Scott MacKenzie – “The Scarcities of Udolpho”
In a 1780 parliamentary speech, “On Economical Reform,” Edmund Burke asserts that the British royal household “has lost all that was stately and venerable in the antique manners, without retrenching anything of the cumbrous charge of a Gothic establishment” and is populated by “grim spectres of departed tyrants—the Saxon, the Norman, and the Dane; the stern Edwards and fierce Henries—who stalk from desolation to desolation, through the dreary vacuity, and melancholy succession of chill and comfortless chambers.” The proposed reforms that Burke introduced with that speech included efforts to replace the household as personal institution with modern impersonal systems of governance. This talk will argue that Ann Radcliffe’s narratives (particularly The Mysteries of Udolpho) enact a kind of household reform/modernization that is homologous to what Burke pursues, and that also catches the oikos/household in its transmutation from a slightly-less-figural component of pre- and proto-capitalist systems (which in many respects actually were households) to the deep oikos metaphor in the circuitry of full-fledged capitalist for whichhome might be a better synonym.
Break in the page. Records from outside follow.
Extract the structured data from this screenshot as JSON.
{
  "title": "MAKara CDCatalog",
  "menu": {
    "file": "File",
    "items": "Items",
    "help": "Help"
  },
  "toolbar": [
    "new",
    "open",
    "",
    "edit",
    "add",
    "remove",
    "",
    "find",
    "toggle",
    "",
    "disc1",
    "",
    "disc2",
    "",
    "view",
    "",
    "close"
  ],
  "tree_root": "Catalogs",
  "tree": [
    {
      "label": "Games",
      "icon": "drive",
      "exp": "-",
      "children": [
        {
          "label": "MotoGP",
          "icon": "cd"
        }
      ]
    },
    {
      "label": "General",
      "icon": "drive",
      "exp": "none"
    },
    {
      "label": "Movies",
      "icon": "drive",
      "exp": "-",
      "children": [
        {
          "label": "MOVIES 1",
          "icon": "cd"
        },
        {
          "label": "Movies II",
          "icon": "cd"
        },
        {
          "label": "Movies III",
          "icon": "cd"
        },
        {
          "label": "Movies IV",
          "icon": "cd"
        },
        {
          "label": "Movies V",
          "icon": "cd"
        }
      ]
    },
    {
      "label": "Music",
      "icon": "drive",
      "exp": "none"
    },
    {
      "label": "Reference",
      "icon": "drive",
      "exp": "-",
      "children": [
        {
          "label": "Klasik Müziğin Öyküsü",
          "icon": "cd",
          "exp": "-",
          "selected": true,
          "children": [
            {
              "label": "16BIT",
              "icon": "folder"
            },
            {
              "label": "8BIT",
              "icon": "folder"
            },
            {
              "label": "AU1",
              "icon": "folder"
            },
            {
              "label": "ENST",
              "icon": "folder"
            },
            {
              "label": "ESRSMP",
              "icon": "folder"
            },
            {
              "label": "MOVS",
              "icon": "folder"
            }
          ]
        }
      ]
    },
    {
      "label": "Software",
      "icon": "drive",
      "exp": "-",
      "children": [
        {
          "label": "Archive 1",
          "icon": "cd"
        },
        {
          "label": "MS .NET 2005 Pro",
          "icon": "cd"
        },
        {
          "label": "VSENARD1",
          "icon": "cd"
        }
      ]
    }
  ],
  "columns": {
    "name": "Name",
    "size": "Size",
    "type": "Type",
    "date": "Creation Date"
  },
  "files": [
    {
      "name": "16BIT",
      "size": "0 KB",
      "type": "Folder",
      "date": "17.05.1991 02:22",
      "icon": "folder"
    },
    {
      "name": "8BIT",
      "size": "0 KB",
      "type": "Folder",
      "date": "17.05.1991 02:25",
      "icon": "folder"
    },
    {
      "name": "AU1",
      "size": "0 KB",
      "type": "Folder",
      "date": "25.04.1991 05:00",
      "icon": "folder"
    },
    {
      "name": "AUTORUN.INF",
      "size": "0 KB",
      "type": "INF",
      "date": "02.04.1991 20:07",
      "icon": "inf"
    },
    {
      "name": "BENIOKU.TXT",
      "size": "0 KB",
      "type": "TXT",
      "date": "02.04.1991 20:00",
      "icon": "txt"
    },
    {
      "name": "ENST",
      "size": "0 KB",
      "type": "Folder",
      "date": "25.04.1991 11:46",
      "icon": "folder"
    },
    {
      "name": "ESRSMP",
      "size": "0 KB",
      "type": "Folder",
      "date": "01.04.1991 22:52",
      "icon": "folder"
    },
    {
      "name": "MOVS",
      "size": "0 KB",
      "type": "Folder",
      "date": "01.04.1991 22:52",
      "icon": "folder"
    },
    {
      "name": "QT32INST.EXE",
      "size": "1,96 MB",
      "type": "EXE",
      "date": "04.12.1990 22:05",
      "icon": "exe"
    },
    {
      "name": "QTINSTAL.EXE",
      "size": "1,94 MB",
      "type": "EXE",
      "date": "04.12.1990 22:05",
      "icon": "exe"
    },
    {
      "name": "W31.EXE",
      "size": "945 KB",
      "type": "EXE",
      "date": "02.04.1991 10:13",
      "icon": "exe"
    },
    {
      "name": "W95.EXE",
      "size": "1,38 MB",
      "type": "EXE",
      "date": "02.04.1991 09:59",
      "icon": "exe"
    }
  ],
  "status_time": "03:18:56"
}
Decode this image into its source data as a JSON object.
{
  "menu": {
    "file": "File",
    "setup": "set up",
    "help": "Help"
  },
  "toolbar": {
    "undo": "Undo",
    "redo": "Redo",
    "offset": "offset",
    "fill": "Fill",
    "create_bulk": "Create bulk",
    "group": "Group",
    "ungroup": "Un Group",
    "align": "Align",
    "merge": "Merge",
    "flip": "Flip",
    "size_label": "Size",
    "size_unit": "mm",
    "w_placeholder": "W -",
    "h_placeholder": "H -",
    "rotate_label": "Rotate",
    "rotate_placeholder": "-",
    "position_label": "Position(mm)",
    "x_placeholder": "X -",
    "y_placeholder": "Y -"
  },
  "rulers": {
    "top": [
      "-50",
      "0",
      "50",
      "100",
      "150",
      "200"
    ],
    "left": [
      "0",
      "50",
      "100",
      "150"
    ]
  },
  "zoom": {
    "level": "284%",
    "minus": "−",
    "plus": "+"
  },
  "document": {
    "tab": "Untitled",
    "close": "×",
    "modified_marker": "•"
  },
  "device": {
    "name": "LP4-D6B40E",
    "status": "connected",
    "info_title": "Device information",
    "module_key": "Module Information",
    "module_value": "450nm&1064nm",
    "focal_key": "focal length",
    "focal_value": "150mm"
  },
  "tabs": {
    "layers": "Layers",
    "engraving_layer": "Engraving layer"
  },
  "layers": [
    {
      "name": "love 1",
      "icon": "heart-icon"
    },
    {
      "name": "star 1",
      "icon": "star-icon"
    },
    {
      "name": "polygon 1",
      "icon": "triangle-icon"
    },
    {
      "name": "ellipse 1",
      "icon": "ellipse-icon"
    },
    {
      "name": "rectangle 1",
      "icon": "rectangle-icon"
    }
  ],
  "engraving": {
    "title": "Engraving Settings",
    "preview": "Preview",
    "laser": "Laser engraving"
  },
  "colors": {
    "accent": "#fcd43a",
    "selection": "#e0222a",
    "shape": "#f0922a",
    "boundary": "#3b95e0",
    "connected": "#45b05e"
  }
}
Scott MacKenzie (Associate Professor, University of British Columbia) specializes in Eighteenth-Century Studies. His first book Be It Ever So Humble: Poverty, Fiction, and the Invention of the Middle-Class Home (U of Virginia Press, 2013) won the Walker Cowen Prize for a study on an eighteenth-century topic. The book argues that fiction and discourse about poverty in Britain in the later eighteenth century collaborate to invent modern private domesticity and the first occupants of home — at least conceptually — are the poor rather than the middle-classes, who rapidly appropriate home for themselves. MacKenzie has published articles in Eighteenth-Century Fiction, ELH, Eighteenth-Century Studies, and PMLA.
The Georgia Colloquium in Eighteenth- and Nineteenth-Century British Literature is supported by the Willson Center and by the English Department’s Rodney Baine Lecture Fund. This lecture is free and open to the public.